(8) The variety of poetic kinds and modes that Finch used is just one indication of the range of personae that she enlisted, including the Aesopian narrator, the satirist (despite Finch's claims to the contrary), the various Ardelias (often the pastoral poet or playful correspondent but also the poet of melancholy and victim of political oppression), the lyrist, the heroic and the mock-heroic writer, the elegist whose poems usually mourned both the dead and the condition of the state, the devotional poet, biblical paraphraser, and the odist who treated matters of spiritual and political significance (here I include "The Spleen" as such a poem as well as the more obvious examples, such as "All is Vanity" and "Upon the Hurricane").
He exploited the techniques of "Aesopian language" and experimented with various forms of fiction.
One understands why Averintsev says that they leave a sad impression, but it is possible (without going overboard with Aesopian meanings) that there is more to them than meets the eye, as revealed for example in the fine analysis of the "Charlie Chaplin" poems in Clare Cavanagh's book.

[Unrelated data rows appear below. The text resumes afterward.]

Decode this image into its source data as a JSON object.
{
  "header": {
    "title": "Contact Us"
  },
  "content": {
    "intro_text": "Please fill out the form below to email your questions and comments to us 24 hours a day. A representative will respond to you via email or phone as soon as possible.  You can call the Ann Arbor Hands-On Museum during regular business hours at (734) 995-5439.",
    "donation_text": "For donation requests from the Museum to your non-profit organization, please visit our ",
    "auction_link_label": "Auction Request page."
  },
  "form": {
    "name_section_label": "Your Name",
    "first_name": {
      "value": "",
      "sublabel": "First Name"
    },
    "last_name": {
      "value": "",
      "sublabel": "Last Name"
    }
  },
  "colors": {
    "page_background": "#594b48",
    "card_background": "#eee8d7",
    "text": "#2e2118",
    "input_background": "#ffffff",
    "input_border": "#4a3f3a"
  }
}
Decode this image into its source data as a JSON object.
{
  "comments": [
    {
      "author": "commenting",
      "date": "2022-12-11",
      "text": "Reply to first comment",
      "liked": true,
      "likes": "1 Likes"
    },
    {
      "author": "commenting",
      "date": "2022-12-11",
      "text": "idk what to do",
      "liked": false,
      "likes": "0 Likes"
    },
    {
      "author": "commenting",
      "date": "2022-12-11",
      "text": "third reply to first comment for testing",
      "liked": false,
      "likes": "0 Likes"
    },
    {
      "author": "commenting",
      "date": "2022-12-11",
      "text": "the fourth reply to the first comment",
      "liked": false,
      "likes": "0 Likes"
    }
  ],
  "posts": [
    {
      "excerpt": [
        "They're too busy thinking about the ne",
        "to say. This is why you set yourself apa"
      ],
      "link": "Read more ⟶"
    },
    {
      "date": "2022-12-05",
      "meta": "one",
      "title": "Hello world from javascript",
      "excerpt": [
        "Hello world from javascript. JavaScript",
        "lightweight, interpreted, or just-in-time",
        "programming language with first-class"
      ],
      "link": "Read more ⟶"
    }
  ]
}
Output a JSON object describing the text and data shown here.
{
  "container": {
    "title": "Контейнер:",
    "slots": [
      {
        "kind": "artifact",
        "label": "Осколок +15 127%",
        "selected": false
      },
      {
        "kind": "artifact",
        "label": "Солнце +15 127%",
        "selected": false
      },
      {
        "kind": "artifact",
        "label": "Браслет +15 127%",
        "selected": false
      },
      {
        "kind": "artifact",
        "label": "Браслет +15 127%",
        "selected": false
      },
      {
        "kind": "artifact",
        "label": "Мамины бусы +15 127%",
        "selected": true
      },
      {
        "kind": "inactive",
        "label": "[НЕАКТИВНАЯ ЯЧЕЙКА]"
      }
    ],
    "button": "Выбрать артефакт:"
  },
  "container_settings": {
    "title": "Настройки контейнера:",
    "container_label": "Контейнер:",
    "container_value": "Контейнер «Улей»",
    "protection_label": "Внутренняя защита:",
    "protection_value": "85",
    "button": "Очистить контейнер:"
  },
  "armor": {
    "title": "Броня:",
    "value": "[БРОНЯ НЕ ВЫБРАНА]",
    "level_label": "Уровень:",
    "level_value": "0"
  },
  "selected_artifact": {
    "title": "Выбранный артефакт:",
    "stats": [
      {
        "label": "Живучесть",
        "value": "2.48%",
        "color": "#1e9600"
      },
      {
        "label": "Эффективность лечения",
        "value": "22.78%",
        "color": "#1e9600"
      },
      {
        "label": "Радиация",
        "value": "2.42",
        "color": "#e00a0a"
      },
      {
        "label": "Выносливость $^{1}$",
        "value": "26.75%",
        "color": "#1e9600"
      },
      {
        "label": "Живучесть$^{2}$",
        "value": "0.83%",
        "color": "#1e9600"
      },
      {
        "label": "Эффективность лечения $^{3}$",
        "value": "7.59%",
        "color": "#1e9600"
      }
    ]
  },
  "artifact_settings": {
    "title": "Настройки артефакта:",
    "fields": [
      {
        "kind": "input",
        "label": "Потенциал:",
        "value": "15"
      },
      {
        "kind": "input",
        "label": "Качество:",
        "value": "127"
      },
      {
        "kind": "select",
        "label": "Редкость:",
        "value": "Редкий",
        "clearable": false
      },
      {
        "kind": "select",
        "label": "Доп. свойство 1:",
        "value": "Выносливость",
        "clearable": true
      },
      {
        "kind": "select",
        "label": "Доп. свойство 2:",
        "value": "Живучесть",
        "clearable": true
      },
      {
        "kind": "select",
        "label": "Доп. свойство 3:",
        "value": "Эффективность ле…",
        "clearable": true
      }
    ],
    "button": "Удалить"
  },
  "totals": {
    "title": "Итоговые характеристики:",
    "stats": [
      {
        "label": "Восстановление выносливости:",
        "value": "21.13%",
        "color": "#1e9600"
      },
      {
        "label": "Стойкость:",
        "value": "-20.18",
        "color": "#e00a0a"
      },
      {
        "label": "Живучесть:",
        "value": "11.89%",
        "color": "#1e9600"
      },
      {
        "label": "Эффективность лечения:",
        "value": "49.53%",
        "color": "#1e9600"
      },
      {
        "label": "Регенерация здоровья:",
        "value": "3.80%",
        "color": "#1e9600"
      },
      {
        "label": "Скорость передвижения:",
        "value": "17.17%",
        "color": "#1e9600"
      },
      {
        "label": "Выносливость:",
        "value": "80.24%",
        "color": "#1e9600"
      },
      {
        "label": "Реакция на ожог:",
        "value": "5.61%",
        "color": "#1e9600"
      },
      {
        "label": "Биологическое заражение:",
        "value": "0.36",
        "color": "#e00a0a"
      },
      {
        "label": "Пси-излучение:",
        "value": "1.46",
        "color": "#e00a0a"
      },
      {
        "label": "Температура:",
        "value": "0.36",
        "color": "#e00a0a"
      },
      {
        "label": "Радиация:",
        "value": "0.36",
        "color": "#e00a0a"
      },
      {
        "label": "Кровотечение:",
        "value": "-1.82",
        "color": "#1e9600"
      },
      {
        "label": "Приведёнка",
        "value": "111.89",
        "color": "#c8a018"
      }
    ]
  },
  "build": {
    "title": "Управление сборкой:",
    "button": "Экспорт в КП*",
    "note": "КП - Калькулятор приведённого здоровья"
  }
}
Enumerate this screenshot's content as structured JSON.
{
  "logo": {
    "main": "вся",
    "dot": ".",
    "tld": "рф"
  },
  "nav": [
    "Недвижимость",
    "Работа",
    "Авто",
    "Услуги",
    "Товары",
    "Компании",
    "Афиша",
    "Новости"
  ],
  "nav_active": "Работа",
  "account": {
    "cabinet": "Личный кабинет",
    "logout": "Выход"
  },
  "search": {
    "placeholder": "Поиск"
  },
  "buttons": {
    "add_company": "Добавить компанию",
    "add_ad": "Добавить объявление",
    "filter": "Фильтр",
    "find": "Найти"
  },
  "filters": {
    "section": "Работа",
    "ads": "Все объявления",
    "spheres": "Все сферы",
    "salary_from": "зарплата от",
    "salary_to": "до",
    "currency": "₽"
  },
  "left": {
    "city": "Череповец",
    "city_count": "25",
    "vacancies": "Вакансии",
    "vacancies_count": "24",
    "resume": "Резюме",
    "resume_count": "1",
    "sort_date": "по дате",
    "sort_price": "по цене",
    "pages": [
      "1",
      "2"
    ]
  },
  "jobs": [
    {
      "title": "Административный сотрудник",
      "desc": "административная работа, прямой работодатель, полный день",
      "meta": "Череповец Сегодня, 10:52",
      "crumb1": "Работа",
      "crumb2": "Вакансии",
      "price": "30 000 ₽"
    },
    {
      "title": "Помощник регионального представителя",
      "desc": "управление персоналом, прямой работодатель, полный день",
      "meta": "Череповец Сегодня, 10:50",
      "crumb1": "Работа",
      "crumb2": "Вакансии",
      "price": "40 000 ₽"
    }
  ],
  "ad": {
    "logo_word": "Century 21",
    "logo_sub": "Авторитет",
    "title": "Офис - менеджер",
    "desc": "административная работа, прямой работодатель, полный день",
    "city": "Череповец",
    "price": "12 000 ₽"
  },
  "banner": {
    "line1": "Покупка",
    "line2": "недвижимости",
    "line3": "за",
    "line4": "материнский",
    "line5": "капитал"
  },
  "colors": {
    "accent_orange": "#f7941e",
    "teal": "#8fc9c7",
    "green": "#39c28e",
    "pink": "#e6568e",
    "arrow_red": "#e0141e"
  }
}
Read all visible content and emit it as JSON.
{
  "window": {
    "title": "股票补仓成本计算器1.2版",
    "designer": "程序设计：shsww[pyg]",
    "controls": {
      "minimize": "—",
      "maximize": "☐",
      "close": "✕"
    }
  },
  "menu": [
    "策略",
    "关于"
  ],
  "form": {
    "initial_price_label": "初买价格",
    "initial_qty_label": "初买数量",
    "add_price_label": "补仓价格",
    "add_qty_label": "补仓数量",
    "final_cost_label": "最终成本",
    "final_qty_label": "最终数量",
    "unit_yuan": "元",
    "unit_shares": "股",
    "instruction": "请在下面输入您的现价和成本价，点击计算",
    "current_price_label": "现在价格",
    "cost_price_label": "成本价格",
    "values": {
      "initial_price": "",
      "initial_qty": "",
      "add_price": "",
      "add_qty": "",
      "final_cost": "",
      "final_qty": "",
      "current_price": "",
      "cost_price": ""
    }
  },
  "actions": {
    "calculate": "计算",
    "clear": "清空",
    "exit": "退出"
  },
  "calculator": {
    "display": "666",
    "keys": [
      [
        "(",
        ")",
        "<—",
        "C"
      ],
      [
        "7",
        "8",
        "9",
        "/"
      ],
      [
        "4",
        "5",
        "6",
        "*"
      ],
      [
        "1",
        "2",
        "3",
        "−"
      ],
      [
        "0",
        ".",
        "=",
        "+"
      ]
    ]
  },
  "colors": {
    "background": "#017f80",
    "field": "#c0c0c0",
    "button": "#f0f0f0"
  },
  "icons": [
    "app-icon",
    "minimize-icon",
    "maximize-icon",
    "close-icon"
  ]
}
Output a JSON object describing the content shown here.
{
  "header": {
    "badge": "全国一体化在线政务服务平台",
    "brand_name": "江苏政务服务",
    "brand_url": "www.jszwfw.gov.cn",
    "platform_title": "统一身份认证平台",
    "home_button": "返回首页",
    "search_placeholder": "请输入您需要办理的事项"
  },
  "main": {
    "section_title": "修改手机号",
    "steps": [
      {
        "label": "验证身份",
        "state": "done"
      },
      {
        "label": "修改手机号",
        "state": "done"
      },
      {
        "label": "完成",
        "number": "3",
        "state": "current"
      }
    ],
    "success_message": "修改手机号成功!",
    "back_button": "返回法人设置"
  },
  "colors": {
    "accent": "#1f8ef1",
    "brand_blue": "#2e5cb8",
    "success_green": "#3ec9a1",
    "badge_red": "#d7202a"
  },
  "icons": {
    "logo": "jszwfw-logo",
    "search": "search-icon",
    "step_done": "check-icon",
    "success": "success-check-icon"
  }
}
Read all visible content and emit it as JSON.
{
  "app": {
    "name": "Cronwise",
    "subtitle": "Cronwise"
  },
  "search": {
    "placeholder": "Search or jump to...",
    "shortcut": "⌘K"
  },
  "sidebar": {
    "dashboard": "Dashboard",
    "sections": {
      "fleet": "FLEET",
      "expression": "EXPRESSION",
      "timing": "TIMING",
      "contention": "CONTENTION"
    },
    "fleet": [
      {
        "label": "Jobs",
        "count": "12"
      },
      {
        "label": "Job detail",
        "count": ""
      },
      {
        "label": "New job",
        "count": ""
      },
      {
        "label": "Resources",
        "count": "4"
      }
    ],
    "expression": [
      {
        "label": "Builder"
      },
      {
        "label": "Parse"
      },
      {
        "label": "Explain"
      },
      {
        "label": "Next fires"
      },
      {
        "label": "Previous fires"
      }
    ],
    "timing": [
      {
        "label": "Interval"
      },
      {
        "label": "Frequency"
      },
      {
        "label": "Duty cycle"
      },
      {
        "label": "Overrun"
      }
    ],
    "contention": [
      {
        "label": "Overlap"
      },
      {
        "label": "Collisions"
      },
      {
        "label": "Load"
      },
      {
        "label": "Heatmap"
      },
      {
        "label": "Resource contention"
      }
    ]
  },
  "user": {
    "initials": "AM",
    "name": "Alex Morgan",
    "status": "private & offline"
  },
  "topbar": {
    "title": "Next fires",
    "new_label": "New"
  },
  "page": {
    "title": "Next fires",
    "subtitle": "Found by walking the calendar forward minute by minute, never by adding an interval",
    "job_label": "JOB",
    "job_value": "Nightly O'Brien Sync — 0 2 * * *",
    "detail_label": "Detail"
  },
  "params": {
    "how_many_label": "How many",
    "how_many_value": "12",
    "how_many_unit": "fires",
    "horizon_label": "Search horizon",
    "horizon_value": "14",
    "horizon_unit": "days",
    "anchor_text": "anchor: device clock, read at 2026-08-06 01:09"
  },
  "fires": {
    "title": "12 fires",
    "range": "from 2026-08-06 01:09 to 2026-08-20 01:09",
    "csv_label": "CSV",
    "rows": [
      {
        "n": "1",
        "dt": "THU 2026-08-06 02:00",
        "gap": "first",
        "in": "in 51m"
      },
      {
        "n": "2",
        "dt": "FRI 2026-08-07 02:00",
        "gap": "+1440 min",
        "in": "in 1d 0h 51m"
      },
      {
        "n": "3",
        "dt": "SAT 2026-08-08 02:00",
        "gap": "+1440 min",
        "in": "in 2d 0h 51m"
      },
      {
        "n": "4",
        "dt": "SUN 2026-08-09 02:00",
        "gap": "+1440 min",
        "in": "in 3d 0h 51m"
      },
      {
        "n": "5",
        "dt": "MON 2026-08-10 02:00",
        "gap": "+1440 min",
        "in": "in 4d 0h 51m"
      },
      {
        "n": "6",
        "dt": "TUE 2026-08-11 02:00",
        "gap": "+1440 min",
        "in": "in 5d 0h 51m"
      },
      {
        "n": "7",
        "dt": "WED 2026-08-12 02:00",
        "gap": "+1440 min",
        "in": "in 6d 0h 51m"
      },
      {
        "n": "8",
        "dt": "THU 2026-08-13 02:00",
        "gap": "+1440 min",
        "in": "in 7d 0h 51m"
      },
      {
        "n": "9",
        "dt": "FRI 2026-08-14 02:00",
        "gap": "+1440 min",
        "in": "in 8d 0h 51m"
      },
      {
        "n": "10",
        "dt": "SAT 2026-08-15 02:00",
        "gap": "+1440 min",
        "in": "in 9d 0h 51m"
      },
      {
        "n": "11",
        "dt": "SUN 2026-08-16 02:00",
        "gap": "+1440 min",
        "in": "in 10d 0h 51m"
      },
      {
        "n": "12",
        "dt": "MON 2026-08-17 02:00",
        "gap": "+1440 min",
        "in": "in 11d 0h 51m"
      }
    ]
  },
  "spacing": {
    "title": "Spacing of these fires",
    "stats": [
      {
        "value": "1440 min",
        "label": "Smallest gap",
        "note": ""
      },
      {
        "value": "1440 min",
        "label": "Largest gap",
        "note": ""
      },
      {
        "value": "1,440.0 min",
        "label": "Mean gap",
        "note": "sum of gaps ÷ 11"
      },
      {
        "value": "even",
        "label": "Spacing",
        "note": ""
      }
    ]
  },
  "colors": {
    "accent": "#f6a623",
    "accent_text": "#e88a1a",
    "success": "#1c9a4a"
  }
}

He does not see the distinction between systematization and codification, nor the difference between a "code" and a "Digest"; he does not appreciate the legal skills required to undertake one or the other; he speaks incorrectly about "compilation" and "two law codes"; he does not see the subtleties of the elements of systematization (the distinctions between, roughly speaking, restating the law as set out in sundry pieces of legislation and changing the law in the guise of restating rules); he is not sensitized to the vigorous and sometimes Aesopian debate that attends law reform projects between the empowerment of the technical draftsmen to "improve" the legislation and to "make" law; and so on.
Further: partly as a result of the ever-present threat of state action, a characteristic mode of writing and reading of this Jacobin public sphere was allegory, partly 'Aesopian' but pervasive also in all forms of writing which could be read, and are certainly so read by Scrivener, as making multiple allusions to the social and political world that produced them.
1924), and others, whose works, through the use of Aesopian language, parabolic subtexts, and allusions, sought to expose the immorality and hypocrisy of the Soviet state.
Smeliansky reiterates the conventional wisdom that theatre under Soviet rule occupied a privileged place as one of the few spheres where public gatherings were permitted; the government tolerated a degree of dissent and criticism in the theatre so long as it confined itself within given parameters and employed an "Aesopian" technique of suggesting veiled parallels between contemporary society and the allegedly discrete world depicted on stage.
Instead, he ultimately agreed to participate in the grotesque spectacle in order to save his family and to speak publicly for the last time, in every Aesopian way available to him, about crucial, even anti-Stalinist, matters.
Using characteristically Aesopian language, the president of Sotheby's says: "What we are saying is that the individual may not bid with the expectation that they will be financed on that particular lot ...
Second, they represented a translation from Aesopian language and euphemism to conversational German, on behalf of the slow-witted, the saboteurs, and so on.
(30) Those interested in the interrelation between "Staraia byl" and "Domik" should consult Michael Finke's article cited earlier ("Aesopian Meaning").